Vecmathlib.jl

Vectorizable elemental math functions for Julia
Author eschnett
Popularity
5 Stars
Updated Last
3 Years Ago
Started In
November 2014

Vecmathlib.jl

Vectorizable elemental math functions for Julia

Vecmathlib provides efficient, accurate, tunable, and most importantly vectorizable math functions such as sqrt, sin, or atan.

Current State

This repository contains currently only a proof-of-concept implementation, with code for the exp and log functions and a benchmarking harness. Most ideas are taken from https://bitbucket.org/eschnett/vecmathlib, which is a C++ implementation.

Benchmark results

TL;DR: The exp function in this library is about twice as fast as Julia's standard implementation for SIMD-vectorized 64-bit floating-point operations.

Below are benchmark results from a MacBook Pro 2.7 GHz Intel Core i7 (with AVX instructions). The benchmarks ran on a single core, which thus likely ran at a higher frequency than 2.7 GHz. The system was otherwise only lightly used.

Benchmarking paramters were ni=1000, i.e. 1000 iterations for an inner SIMD-parallelized loop, and nj=1000*1000, i.e. 1e6 iterations of this loop. These numbers ensure that all benchmarking data live in the level 1 data cache. The benchmarking harness performs additional operations to ensure that these iterations are not optimized away (see the source code).

All times are in ns (nanoseconds, 1e-9 seconds, smaller is better), per single amortized function call. That is, this benchmark does not measure how fast a single call is -- it measures how fast it is to make many calls in a tight for loop.

Operation Float32 [ns] Float64 [ns]
no-op 0.15 0.27
add 0.17 0.31
mul 0.17 0.31
          |              |

exp2 | 6.83 | 7.93 vexp2 | 1.08 | 3.39 (yeppp exp2 | ? | *2.07) | | log2 | 12.37 | 16.29 vlog2 | 6.42 | 10.90

"no-op" performs no operation and measures the overhead of the benchmarking overhead. "add" and "mul" perform a floating-point addition and multiplication, respectively. "exp2" is the standard Julia exp2 function, "vexp2" is the vectorizable implementation provided by this library.

The "yeppp" value is an estimate for the performance of the Yeppp library http://www.yeppp.info/ according to its documentation, which lists 5.6 cycles per call for this CPU architecture http://www.yeppp.info/home/yeppp-performance-numbers/. The main difference in implementation seems to be that Yeppp aggressively unrolls the SIMD loop, something that Julia/LLVM doesn't do here. (Is there an @unroll macro for Julia?)
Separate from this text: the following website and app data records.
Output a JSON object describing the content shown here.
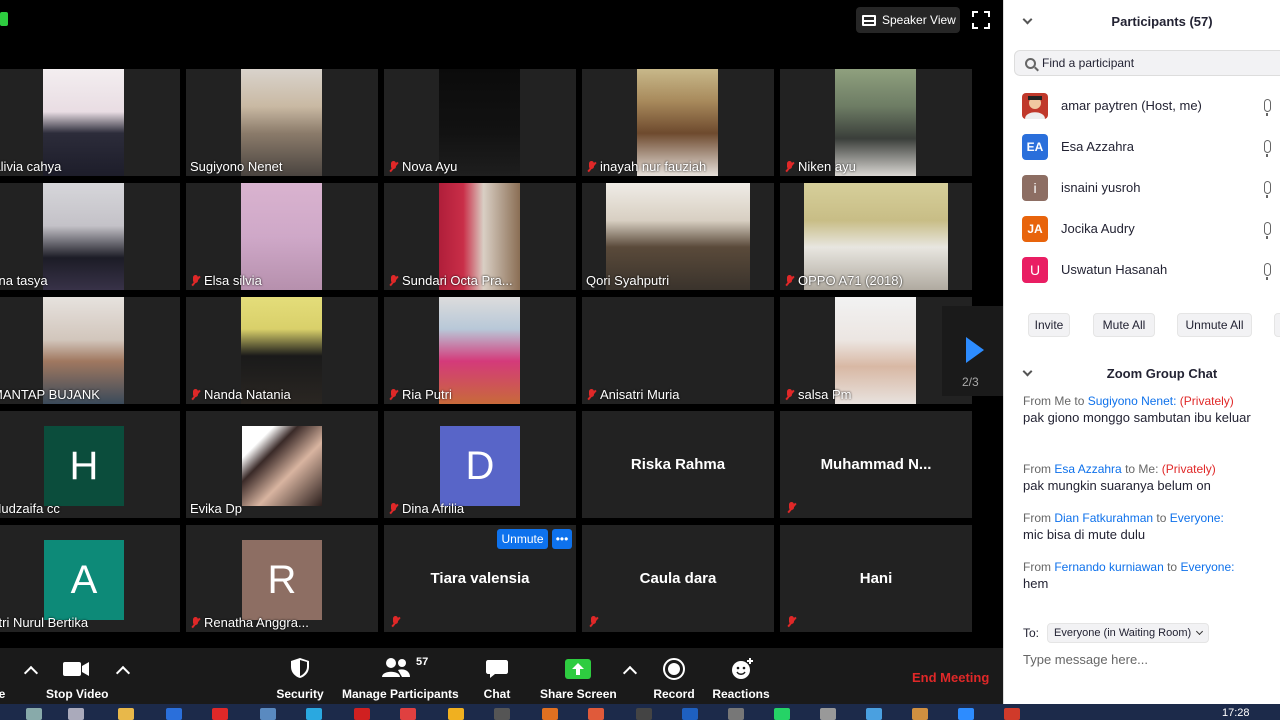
{
  "header": {
    "view_label": "Speaker View"
  },
  "grid": {
    "tiles": [
      {
        "name": "Alivia cahya",
        "muted": false
      },
      {
        "name": "Sugiyono Nenet",
        "muted": false
      },
      {
        "name": "Nova Ayu",
        "muted": true
      },
      {
        "name": "inayah nur fauziah",
        "muted": true
      },
      {
        "name": "Niken ayu",
        "muted": true
      },
      {
        "name": "fina tasya",
        "muted": false
      },
      {
        "name": "Elsa silvia",
        "muted": true
      },
      {
        "name": "Sundari Octa Pra...",
        "muted": true
      },
      {
        "name": "Qori Syahputri",
        "muted": false
      },
      {
        "name": "OPPO A71 (2018)",
        "muted": true
      },
      {
        "name": "MANTAP BUJANK",
        "muted": false
      },
      {
        "name": "Nanda Natania",
        "muted": true
      },
      {
        "name": "Ria Putri",
        "muted": true
      },
      {
        "name": "Anisatri Muria",
        "muted": true
      },
      {
        "name": "salsa Pm",
        "muted": true
      },
      {
        "name": "Hudzaifa cc",
        "muted": false,
        "initial": "H"
      },
      {
        "name": "Evika Dp",
        "muted": false
      },
      {
        "name": "Dina Afrilia",
        "muted": true,
        "initial": "D"
      },
      {
        "name": "Riska Rahma",
        "muted": false
      },
      {
        "name": "Muhammad  N...",
        "muted": true
      },
      {
        "name": "stri Nurul Bertika",
        "muted": false,
        "initial": "A"
      },
      {
        "name": "Renatha Anggra...",
        "muted": true,
        "initial": "R"
      },
      {
        "name": "Tiara valensia",
        "muted": true
      },
      {
        "name": "Caula dara",
        "muted": true
      },
      {
        "name": "Hani",
        "muted": true
      }
    ],
    "unmute_label": "Unmute",
    "more_label": "•••",
    "page_indicator": "2/3"
  },
  "toolbar": {
    "stop_video": "Stop Video",
    "security": "Security",
    "manage_participants": "Manage Participants",
    "participant_count": "57",
    "chat": "Chat",
    "share_screen": "Share Screen",
    "record": "Record",
    "reactions": "Reactions",
    "end_meeting": "End Meeting",
    "left_cut_label": "e"
  },
  "participants_panel": {
    "title": "Participants (57)",
    "search_placeholder": "Find a participant",
    "list": [
      {
        "name": "amar paytren (Host, me)",
        "initials": "",
        "color": "#c0392b"
      },
      {
        "name": "Esa Azzahra",
        "initials": "EA",
        "color": "#2a6fdb"
      },
      {
        "name": "isnaini yusroh",
        "initials": "i",
        "color": "#8d6e63"
      },
      {
        "name": "Jocika Audry",
        "initials": "JA",
        "color": "#e8640c"
      },
      {
        "name": "Uswatun Hasanah",
        "initials": "U",
        "color": "#e91e63"
      }
    ],
    "invite": "Invite",
    "mute_all": "Mute All",
    "unmute_all": "Unmute All"
  },
  "chat": {
    "title": "Zoom Group Chat",
    "messages": [
      {
        "from": "From",
        "sender": "Me",
        "to_word": "to",
        "recipient": "Sugiyono Nenet:",
        "privacy": "(Privately)",
        "text": "pak giono monggo sambutan ibu keluar"
      },
      {
        "from": "From",
        "sender": "Esa Azzahra",
        "to_word": "to",
        "recipient": "Me:",
        "privacy": "(Privately)",
        "text": "pak mungkin suaranya belum on"
      },
      {
        "from": "From",
        "sender": "Dian Fatkurahman",
        "to_word": "to",
        "recipient": "Everyone:",
        "privacy": "",
        "text": "mic bisa di mute dulu"
      },
      {
        "from": "From",
        "sender": "Fernando kurniawan",
        "to_word": "to",
        "recipient": "Everyone:",
        "privacy": "",
        "text": "hem"
      }
    ],
    "to_label": "To:",
    "to_value": "Everyone (in Waiting Room)",
    "input_placeholder": "Type message here..."
  },
  "taskbar": {
    "time": "17:28"
  },
  "colors": {
    "zoom_blue": "#0e72ed",
    "muted_red": "#e02828",
    "end_red": "#e02828"
  }
}
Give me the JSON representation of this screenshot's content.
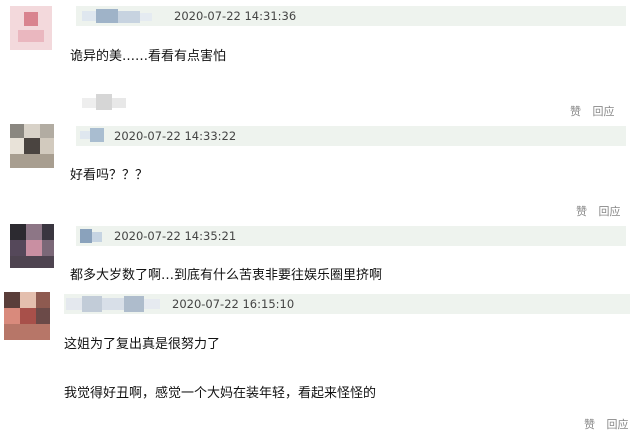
{
  "comments": [
    {
      "timestamp": "2020-07-22 14:31:36",
      "text": "诡异的美……看看有点害怕"
    },
    {
      "timestamp": "2020-07-22 14:33:22",
      "text": "好看吗？？？"
    },
    {
      "timestamp": "2020-07-22 14:35:21",
      "text": "都多大岁数了啊…到底有什么苦衷非要往娱乐圈里挤啊"
    },
    {
      "timestamp": "2020-07-22 16:15:10",
      "text": "这姐为了复出真是很努力了",
      "text2": "我觉得好丑啊，感觉一个大妈在装年轻，看起来怪怪的"
    }
  ],
  "actions": {
    "like": "赞",
    "reply": "回应"
  },
  "colors": {
    "meta_bg": "#eef3ee",
    "action_text": "#888888"
  }
}
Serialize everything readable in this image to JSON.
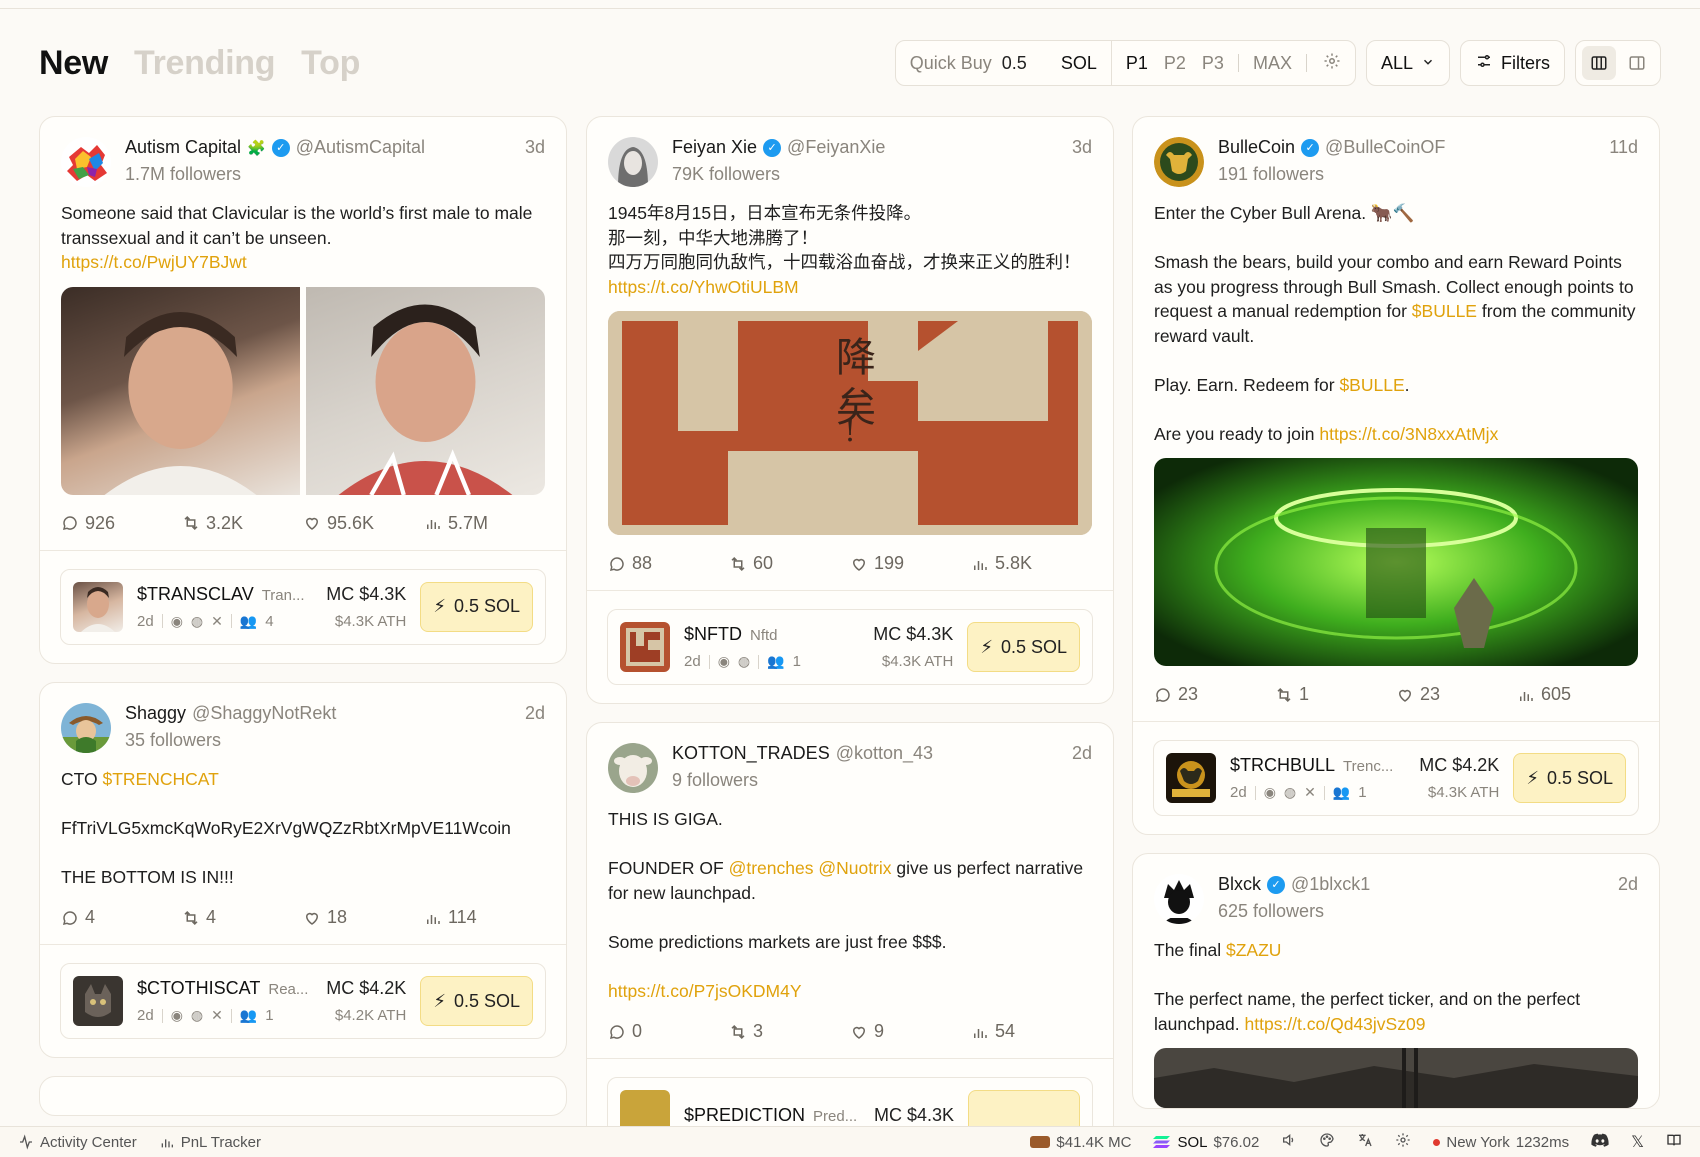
{
  "tabs": [
    "New",
    "Trending",
    "Top"
  ],
  "quick_buy": {
    "label": "Quick Buy",
    "value": "0.5",
    "unit": "SOL",
    "presets": [
      "P1",
      "P2",
      "P3"
    ],
    "max": "MAX"
  },
  "all_select": "ALL",
  "filters_label": "Filters",
  "posts": [
    {
      "col": 0,
      "name": "Autism Capital",
      "emoji": "🧩",
      "verified": true,
      "handle": "@AutismCapital",
      "followers": "1.7M followers",
      "time": "3d",
      "text": "Someone said that Clavicular is the world’s first male to male transsexual and it can’t be unseen.",
      "link": "https://t.co/PwjUY7BJwt",
      "stats": {
        "replies": "926",
        "retweets": "3.2K",
        "likes": "95.6K",
        "views": "5.7M"
      },
      "token": {
        "symbol": "$TRANSCLAV",
        "name": "Tran...",
        "age": "2d",
        "holders": "4",
        "mc": "MC $4.3K",
        "ath": "$4.3K ATH",
        "buy": "0.5 SOL",
        "has_x": true
      }
    },
    {
      "col": 0,
      "name": "Shaggy",
      "verified": false,
      "handle": "@ShaggyNotRekt",
      "followers": "35 followers",
      "time": "2d",
      "text_pre": "CTO ",
      "cashtag": "$TRENCHCAT",
      "text_post": "FfTriVLG5xmcKqWoRyE2XrVgWQZzRbtXrMpVE11Wcoin\n\nTHE BOTTOM IS IN!!!",
      "stats": {
        "replies": "4",
        "retweets": "4",
        "likes": "18",
        "views": "114"
      },
      "token": {
        "symbol": "$CTOTHISCAT",
        "name": "Rea...",
        "age": "2d",
        "holders": "1",
        "mc": "MC $4.2K",
        "ath": "$4.2K ATH",
        "buy": "0.5 SOL",
        "has_x": true
      }
    },
    {
      "col": 1,
      "name": "Feiyan Xie",
      "verified": true,
      "handle": "@FeiyanXie",
      "followers": "79K followers",
      "time": "3d",
      "text": "1945年8月15日，日本宣布无条件投降。\n那一刻，中华大地沸腾了！\n四万万同胞同仇敌忾，十四载浴血奋战，才换来正义的胜利！",
      "link": "https://t.co/YhwOtiULBM",
      "stats": {
        "replies": "88",
        "retweets": "60",
        "likes": "199",
        "views": "5.8K"
      },
      "token": {
        "symbol": "$NFTD",
        "name": "Nftd",
        "age": "2d",
        "holders": "1",
        "mc": "MC $4.3K",
        "ath": "$4.3K ATH",
        "buy": "0.5 SOL",
        "has_x": false
      }
    },
    {
      "col": 1,
      "name": "KOTTON_TRADES",
      "verified": false,
      "handle": "@kotton_43",
      "followers": "9 followers",
      "time": "2d",
      "text_a": "THIS IS GIGA.\n\nFOUNDER OF ",
      "mention1": "@trenches",
      "mention2": "@Nuotrix",
      "text_b": "  give us perfect narrative for new launchpad.\n\nSome predictions markets are just free $$$.",
      "link": "https://t.co/P7jsOKDM4Y",
      "stats": {
        "replies": "0",
        "retweets": "3",
        "likes": "9",
        "views": "54"
      },
      "token": {
        "symbol": "$PREDICTION",
        "name": "Pred...",
        "mc": "MC $4.3K"
      }
    },
    {
      "col": 2,
      "name": "BulleCoin",
      "verified": true,
      "handle": "@BulleCoinOF",
      "followers": "191 followers",
      "time": "11d",
      "text_a": "Enter the Cyber Bull Arena. 🐂🔨\n\nSmash the bears, build your combo and earn Reward Points as you progress through Bull Smash. Collect enough points to request a manual redemption for ",
      "cashtag": "$BULLE",
      "text_b": " from the community reward vault.\n\nPlay. Earn. Redeem for ",
      "text_c": ".\n\nAre you ready to join ",
      "link": "https://t.co/3N8xxAtMjx",
      "stats": {
        "replies": "23",
        "retweets": "1",
        "likes": "23",
        "views": "605"
      },
      "token": {
        "symbol": "$TRCHBULL",
        "name": "Trenc...",
        "age": "2d",
        "holders": "1",
        "mc": "MC $4.2K",
        "ath": "$4.3K ATH",
        "buy": "0.5 SOL",
        "has_x": true
      }
    },
    {
      "col": 2,
      "name": "Blxck",
      "verified": true,
      "handle": "@1blxck1",
      "followers": "625 followers",
      "time": "2d",
      "text_pre": "The final ",
      "cashtag": "$ZAZU",
      "text_post": "\n\nThe perfect name, the perfect ticker, and on the perfect launchpad. ",
      "link": "https://t.co/Qd43jvSz09"
    }
  ],
  "bottom": {
    "activity": "Activity Center",
    "pnl": "PnL Tracker",
    "mc": "$41.4K MC",
    "sol_label": "SOL",
    "sol_price": "$76.02",
    "region": "New York",
    "latency": "1232ms"
  },
  "colors": {
    "accent": "#e0a20c",
    "buy_bg": "#fdf2c4",
    "verified": "#1d9bf0"
  }
}
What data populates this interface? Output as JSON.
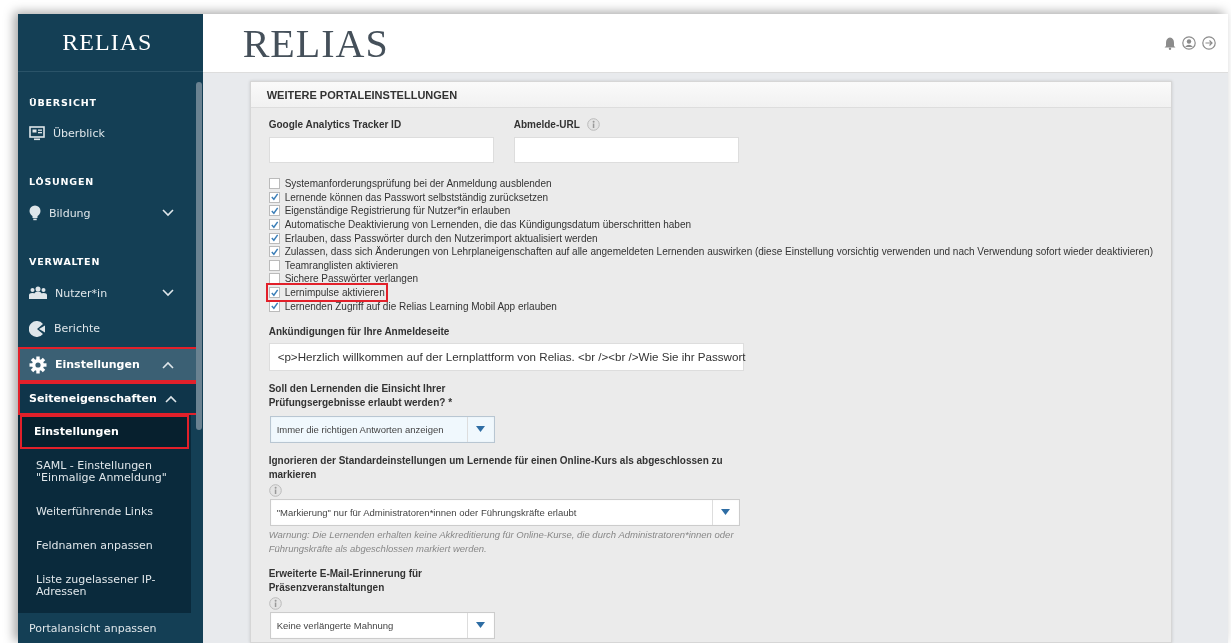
{
  "sidebar": {
    "logo": "RELIAS",
    "sections": [
      {
        "heading": "ÜBERSICHT",
        "items": [
          {
            "label": "Überblick",
            "kind": "link",
            "highlighted": false
          }
        ]
      },
      {
        "heading": "LÖSUNGEN",
        "items": [
          {
            "label": "Bildung",
            "kind": "group",
            "expanded": false,
            "highlighted": false
          }
        ]
      },
      {
        "heading": "VERWALTEN",
        "items": [
          {
            "label": "Nutzer*in",
            "kind": "group",
            "expanded": false,
            "highlighted": false
          },
          {
            "label": "Berichte",
            "kind": "link",
            "highlighted": false
          },
          {
            "label": "Einstellungen",
            "kind": "group",
            "expanded": true,
            "highlighted": true,
            "children": [
              {
                "label": "Seiteneigenschaften",
                "kind": "group",
                "expanded": true,
                "highlighted": true,
                "children": [
                  {
                    "label": "Einstellungen",
                    "selected": true,
                    "highlighted": true
                  },
                  {
                    "label": "SAML - Einstellungen \"Einmalige Anmeldung\"",
                    "selected": false,
                    "highlighted": false
                  },
                  {
                    "label": "Weiterführende Links",
                    "selected": false,
                    "highlighted": false
                  },
                  {
                    "label": "Feldnamen anpassen",
                    "selected": false,
                    "highlighted": false
                  },
                  {
                    "label": "Liste zugelassener IP-Adressen",
                    "selected": false,
                    "highlighted": false
                  }
                ]
              },
              {
                "label": "Portalansicht anpassen",
                "kind": "link",
                "highlighted": false
              }
            ]
          }
        ]
      }
    ]
  },
  "header": {
    "logo": "RELIAS"
  },
  "panel": {
    "title": "WEITERE PORTALEINSTELLUNGEN",
    "fields": [
      {
        "label": "Google Analytics Tracker ID",
        "info": false
      },
      {
        "label": "Abmelde-URL",
        "info": true
      }
    ],
    "checkboxes": [
      {
        "label": "Systemanforderungsprüfung bei der Anmeldung ausblenden",
        "checked": false,
        "highlighted": false
      },
      {
        "label": "Lernende können das Passwort selbstständig zurücksetzen",
        "checked": true,
        "highlighted": false
      },
      {
        "label": "Eigenständige Registrierung für Nutzer*in erlauben",
        "checked": true,
        "highlighted": false
      },
      {
        "label": "Automatische Deaktivierung von Lernenden, die das Kündigungsdatum überschritten haben",
        "checked": true,
        "highlighted": false
      },
      {
        "label": "Erlauben, dass Passwörter durch den Nutzerimport aktualisiert werden",
        "checked": true,
        "highlighted": false
      },
      {
        "label": "Zulassen, dass sich Änderungen von Lehrplaneigenschaften auf alle angemeldeten Lernenden auswirken (diese Einstellung vorsichtig verwenden und nach Verwendung sofort wieder deaktivieren)",
        "checked": true,
        "highlighted": false
      },
      {
        "label": "Teamranglisten aktivieren",
        "checked": false,
        "highlighted": false
      },
      {
        "label": "Sichere Passwörter verlangen",
        "checked": false,
        "highlighted": false
      },
      {
        "label": "Lernimpulse aktivieren",
        "checked": true,
        "highlighted": true
      },
      {
        "label": "Lernenden Zugriff auf die Relias Learning Mobil App erlauben",
        "checked": true,
        "highlighted": false
      }
    ],
    "announcement": {
      "label": "Ankündigungen für Ihre Anmeldeseite",
      "value": "<p>Herzlich willkommen auf der Lernplattform von Relias. <br /><br />Wie Sie ihr Passwort"
    },
    "selects": [
      {
        "label": "Soll den Lernenden die Einsicht Ihrer Prüfungsergebnisse erlaubt werden? *",
        "info": false,
        "value": "Immer die richtigen Antworten anzeigen",
        "focused": true
      },
      {
        "label": "Ignorieren der Standardeinstellungen um Lernende für einen Online-Kurs als abgeschlossen zu markieren",
        "info": true,
        "value": "\"Markierung\" nur für Administratoren*innen oder Führungskräfte erlaubt",
        "focused": false,
        "warning": "Warnung: Die Lernenden erhalten keine Akkreditierung für Online-Kurse, die durch Administratoren*innen oder Führungskräfte als abgeschlossen markiert werden."
      },
      {
        "label": "Erweiterte E-Mail-Erinnerung für Präsenzveranstaltungen",
        "info": true,
        "value": "Keine verlängerte Mahnung",
        "focused": false
      }
    ]
  }
}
As a sanity check, we can compare these numbers to the theoretical peak performance of this CPU. With AVX instructions, it should execute 4 add and 4 multiply 64-bit operations per cycle, i.e. a single add or multiply should take 0.09 us plus benchmarking overhead. This is approximately what we see here. In fact, we measure even a higher performance, likely because the benchmark payload can be executed in parallel (superscalar) with the benchmarking harness. That is an unavoidable measurement error, unless we were to add significantly more complexity.

Plans

Things that could/should be done:

  • Calculate coefficients with Julia
  • Offer (compile-time) options to choose accuracy, inf/nan/subnormal handling, etc.